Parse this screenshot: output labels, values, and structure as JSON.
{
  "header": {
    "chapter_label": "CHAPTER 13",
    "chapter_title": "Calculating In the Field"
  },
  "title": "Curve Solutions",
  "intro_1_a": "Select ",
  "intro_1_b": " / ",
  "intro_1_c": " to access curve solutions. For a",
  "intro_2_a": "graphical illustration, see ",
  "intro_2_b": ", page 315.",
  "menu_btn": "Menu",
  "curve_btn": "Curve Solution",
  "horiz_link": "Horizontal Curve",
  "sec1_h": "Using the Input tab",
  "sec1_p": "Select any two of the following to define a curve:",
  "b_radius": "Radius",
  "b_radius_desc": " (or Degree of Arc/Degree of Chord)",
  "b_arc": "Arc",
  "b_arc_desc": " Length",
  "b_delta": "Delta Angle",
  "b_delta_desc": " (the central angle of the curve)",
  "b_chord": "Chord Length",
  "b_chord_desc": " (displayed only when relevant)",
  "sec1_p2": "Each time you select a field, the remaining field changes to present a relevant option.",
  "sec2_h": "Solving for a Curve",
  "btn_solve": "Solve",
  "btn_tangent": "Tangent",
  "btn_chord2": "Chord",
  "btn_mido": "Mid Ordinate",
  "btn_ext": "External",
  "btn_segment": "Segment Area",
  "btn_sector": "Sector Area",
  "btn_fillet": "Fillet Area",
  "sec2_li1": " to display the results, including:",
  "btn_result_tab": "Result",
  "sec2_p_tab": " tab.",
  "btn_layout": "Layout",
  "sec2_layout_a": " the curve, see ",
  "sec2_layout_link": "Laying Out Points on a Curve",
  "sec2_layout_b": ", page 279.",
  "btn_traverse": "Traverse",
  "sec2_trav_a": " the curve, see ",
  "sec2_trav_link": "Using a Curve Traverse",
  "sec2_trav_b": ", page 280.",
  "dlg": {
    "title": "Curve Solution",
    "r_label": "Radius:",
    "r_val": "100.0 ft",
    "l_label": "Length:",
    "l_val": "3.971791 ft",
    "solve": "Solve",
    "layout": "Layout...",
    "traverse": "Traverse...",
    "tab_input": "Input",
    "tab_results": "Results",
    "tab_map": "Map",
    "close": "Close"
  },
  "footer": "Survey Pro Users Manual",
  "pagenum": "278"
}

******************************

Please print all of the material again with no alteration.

● RESPONSE TO THIS TASK
Parse this screenshot: output labels, values, and structure as JSON.
{
  "header": {
    "chapter_label": "CHAPTER 13",
    "chapter_title": "Calculating In the Field"
  },
  "title": "Curve Solutions",
  "intro_1_a": "Select ",
  "intro_1_b": " / ",
  "intro_1_c": " to access curve solutions. For a",
  "intro_2_a": "graphical illustration, see ",
  "intro_2_b": ", page 315.",
  "menu_btn": "Menu",
  "curve_btn": "Curve Solution",
  "horiz_link": "Horizontal Curve",
  "sec1_h": "Using the Input tab",
  "sec1_p": "Select any two of the following to define a curve:",
  "b_radius": "Radius",
  "b_radius_desc": " (or Degree of Arc/Degree of Chord)",
  "b_arc": "Arc",
  "b_arc_desc": " Length",
  "b_delta": "Delta Angle",
  "b_delta_desc": " (the central angle of the curve)",
  "b_chord": "Chord Length",
  "b_chord_desc": " (displayed only when relevant)",
  "sec1_p2": "Each time you select a field, the remaining field changes to present a relevant option.",
  "sec2_h": "Solving for a Curve",
  "btn_solve": "Solve",
  "btn_tangent": "Tangent",
  "btn_chord2": "Chord",
  "btn_mido": "Mid Ordinate",
  "btn_ext": "External",
  "btn_segment": "Segment Area",
  "btn_sector": "Sector Area",
  "btn_fillet": "Fillet Area",
  "sec2_li1": " to display the results, including:",
  "btn_result_tab": "Result",
  "sec2_p_tab": " tab.",
  "btn_layout": "Layout",
  "sec2_layout_a": " the curve, see ",
  "sec2_layout_link": "Laying Out Points on a Curve",
  "sec2_layout_b": ", page 279.",
  "btn_traverse": "Traverse",
  "sec2_trav_a": " the curve, see ",
  "sec2_trav_link": "Using a Curve Traverse",
  "sec2_trav_b": ", page 280.",
  "dlg": {
    "title": "Curve Solution",
    "r_label": "Radius:",
    "r_val": "100.0 ft",
    "l_label": "Length:",
    "l_val": "3.971791 ft",
    "solve": "Solve",
    "layout": "Layout...",
    "traverse": "Traverse...",
    "tab_input": "Input",
    "tab_results": "Results",
    "tab_map": "Map",
    "close": "Close"
  },
  "footer": "Survey Pro Users Manual",
  "pagenum": "278"
}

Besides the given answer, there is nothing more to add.